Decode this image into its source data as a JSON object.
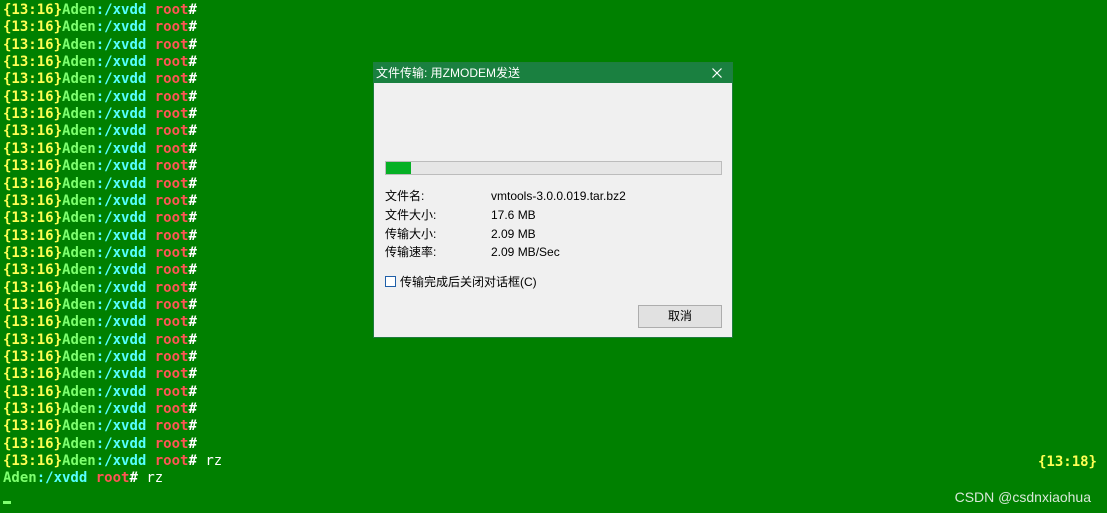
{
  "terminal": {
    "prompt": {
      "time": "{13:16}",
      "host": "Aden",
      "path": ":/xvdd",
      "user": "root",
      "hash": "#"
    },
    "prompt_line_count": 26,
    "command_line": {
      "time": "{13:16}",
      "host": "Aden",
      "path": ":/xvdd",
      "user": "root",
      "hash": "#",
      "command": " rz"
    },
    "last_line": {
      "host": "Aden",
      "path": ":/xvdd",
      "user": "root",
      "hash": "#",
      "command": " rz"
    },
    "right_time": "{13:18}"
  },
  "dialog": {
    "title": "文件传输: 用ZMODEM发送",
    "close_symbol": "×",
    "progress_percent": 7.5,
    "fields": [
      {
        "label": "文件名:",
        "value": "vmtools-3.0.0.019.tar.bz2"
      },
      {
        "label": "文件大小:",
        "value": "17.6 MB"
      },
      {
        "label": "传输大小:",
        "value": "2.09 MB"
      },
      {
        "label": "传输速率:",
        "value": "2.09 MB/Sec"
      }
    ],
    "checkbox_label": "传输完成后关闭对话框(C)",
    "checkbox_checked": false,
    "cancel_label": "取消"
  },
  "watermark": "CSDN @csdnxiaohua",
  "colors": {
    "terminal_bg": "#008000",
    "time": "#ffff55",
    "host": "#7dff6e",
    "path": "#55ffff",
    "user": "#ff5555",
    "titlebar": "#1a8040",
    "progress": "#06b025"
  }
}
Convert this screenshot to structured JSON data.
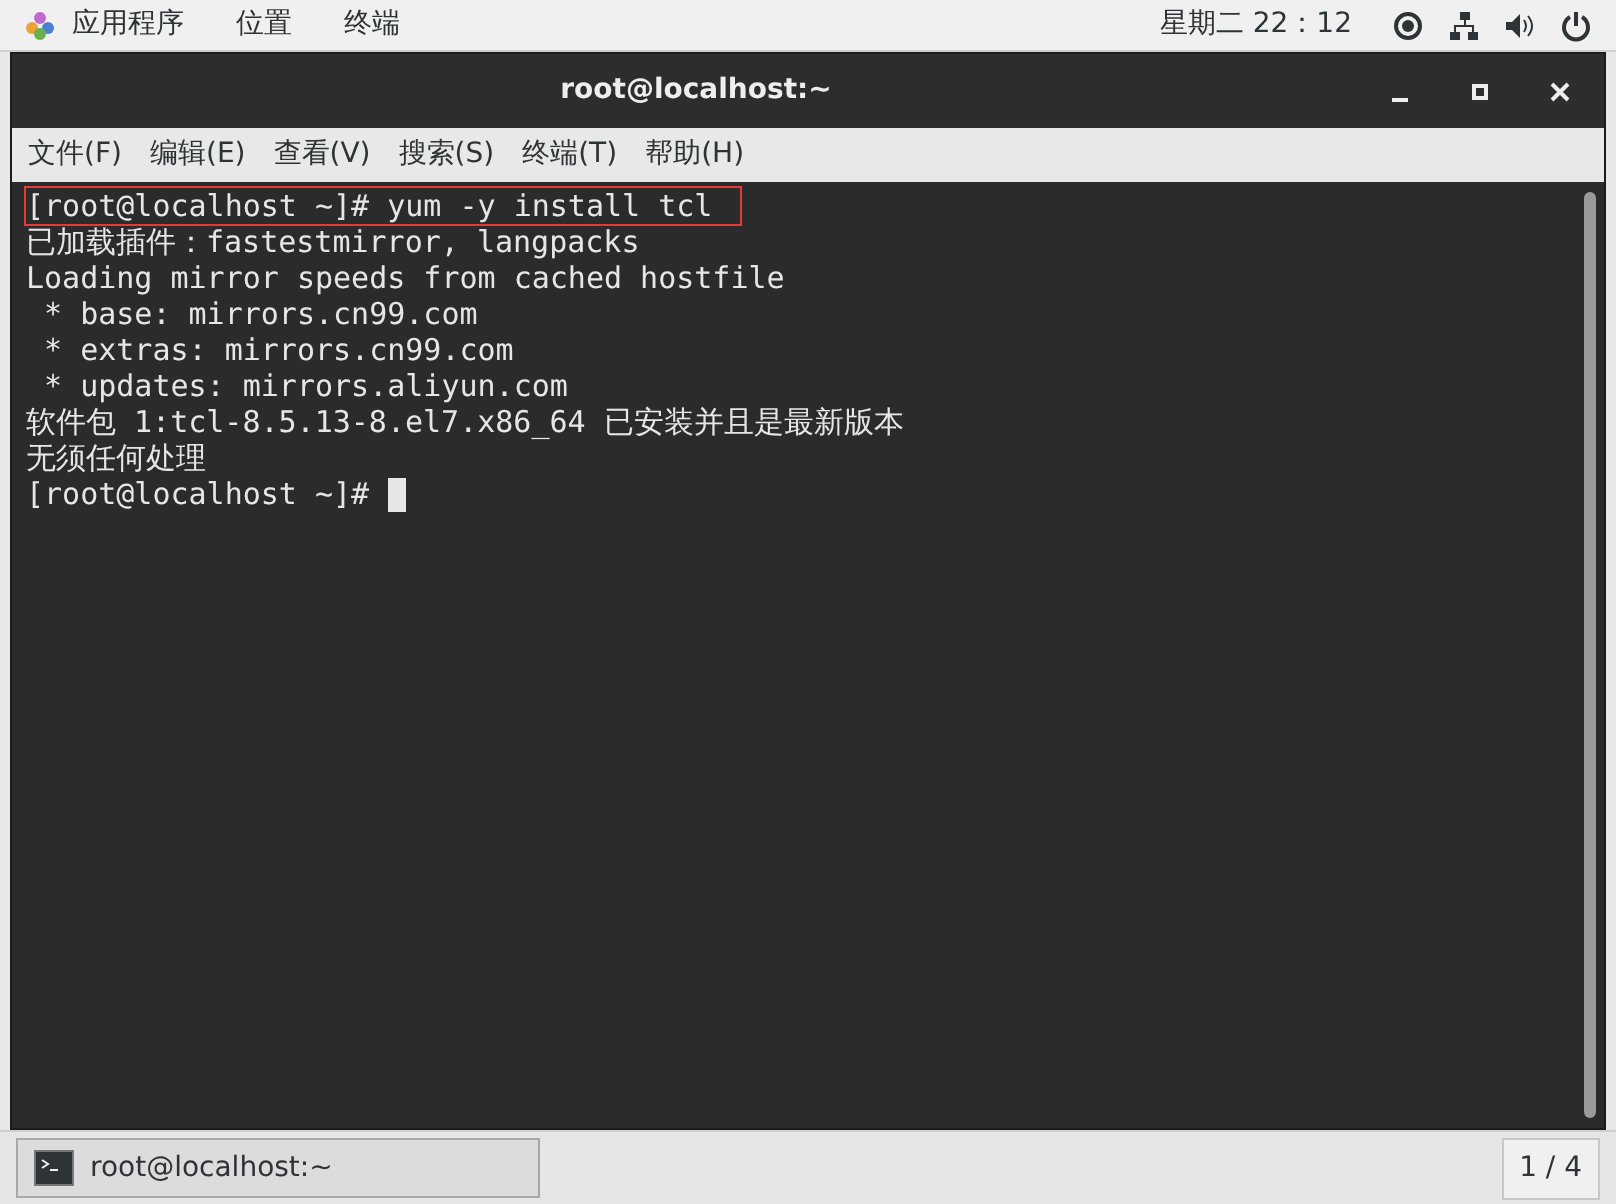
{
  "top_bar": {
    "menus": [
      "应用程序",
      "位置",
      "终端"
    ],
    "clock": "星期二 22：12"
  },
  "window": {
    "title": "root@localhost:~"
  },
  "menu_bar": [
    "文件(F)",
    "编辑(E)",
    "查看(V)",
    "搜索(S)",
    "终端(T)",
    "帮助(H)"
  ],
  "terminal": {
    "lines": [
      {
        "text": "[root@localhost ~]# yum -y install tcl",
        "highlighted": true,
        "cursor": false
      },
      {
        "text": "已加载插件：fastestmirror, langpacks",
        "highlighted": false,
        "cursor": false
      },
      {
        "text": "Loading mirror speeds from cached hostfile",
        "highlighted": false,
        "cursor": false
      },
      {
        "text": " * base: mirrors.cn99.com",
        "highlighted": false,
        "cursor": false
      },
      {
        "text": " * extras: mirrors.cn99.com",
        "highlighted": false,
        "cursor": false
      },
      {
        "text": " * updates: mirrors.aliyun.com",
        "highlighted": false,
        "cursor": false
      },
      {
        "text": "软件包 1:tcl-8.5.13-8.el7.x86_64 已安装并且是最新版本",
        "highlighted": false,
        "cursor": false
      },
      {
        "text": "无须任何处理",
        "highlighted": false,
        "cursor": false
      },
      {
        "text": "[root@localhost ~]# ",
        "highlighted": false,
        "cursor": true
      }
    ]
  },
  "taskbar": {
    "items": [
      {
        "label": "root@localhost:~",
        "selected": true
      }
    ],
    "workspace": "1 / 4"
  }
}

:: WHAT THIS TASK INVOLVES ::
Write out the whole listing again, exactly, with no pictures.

:: EXERCISE SOLUTION ::
Decode this image into its source data as a JSON object.
{
  "terminal": {
    "prompt": {
      "time": "{13:16}",
      "host": "Aden",
      "path": ":/xvdd",
      "user": "root",
      "hash": "#"
    },
    "prompt_line_count": 26,
    "command_line": {
      "time": "{13:16}",
      "host": "Aden",
      "path": ":/xvdd",
      "user": "root",
      "hash": "#",
      "command": " rz"
    },
    "last_line": {
      "host": "Aden",
      "path": ":/xvdd",
      "user": "root",
      "hash": "#",
      "command": " rz"
    },
    "right_time": "{13:18}"
  },
  "dialog": {
    "title": "文件传输: 用ZMODEM发送",
    "close_symbol": "×",
    "progress_percent": 7.5,
    "fields": [
      {
        "label": "文件名:",
        "value": "vmtools-3.0.0.019.tar.bz2"
      },
      {
        "label": "文件大小:",
        "value": "17.6 MB"
      },
      {
        "label": "传输大小:",
        "value": "2.09 MB"
      },
      {
        "label": "传输速率:",
        "value": "2.09 MB/Sec"
      }
    ],
    "checkbox_label": "传输完成后关闭对话框(C)",
    "checkbox_checked": false,
    "cancel_label": "取消"
  },
  "watermark": "CSDN @csdnxiaohua",
  "colors": {
    "terminal_bg": "#008000",
    "time": "#ffff55",
    "host": "#7dff6e",
    "path": "#55ffff",
    "user": "#ff5555",
    "titlebar": "#1a8040",
    "progress": "#06b025"
  }
}
Convert this screenshot to structured JSON data.
{
  "top_bar": {
    "menus": [
      "应用程序",
      "位置",
      "终端"
    ],
    "clock": "星期二 22：12"
  },
  "window": {
    "title": "root@localhost:~"
  },
  "menu_bar": [
    "文件(F)",
    "编辑(E)",
    "查看(V)",
    "搜索(S)",
    "终端(T)",
    "帮助(H)"
  ],
  "terminal": {
    "lines": [
      {
        "text": "[root@localhost ~]# yum -y install tcl",
        "highlighted": true,
        "cursor": false
      },
      {
        "text": "已加载插件：fastestmirror, langpacks",
        "highlighted": false,
        "cursor": false
      },
      {
        "text": "Loading mirror speeds from cached hostfile",
        "highlighted": false,
        "cursor": false
      },
      {
        "text": " * base: mirrors.cn99.com",
        "highlighted": false,
        "cursor": false
      },
      {
        "text": " * extras: mirrors.cn99.com",
        "highlighted": false,
        "cursor": false
      },
      {
        "text": " * updates: mirrors.aliyun.com",
        "highlighted": false,
        "cursor": false
      },
      {
        "text": "软件包 1:tcl-8.5.13-8.el7.x86_64 已安装并且是最新版本",
        "highlighted": false,
        "cursor": false
      },
      {
        "text": "无须任何处理",
        "highlighted": false,
        "cursor": false
      },
      {
        "text": "[root@localhost ~]# ",
        "highlighted": false,
        "cursor": true
      }
    ]
  },
  "taskbar": {
    "items": [
      {
        "label": "root@localhost:~",
        "selected": true
      }
    ],
    "workspace": "1 / 4"
  }
}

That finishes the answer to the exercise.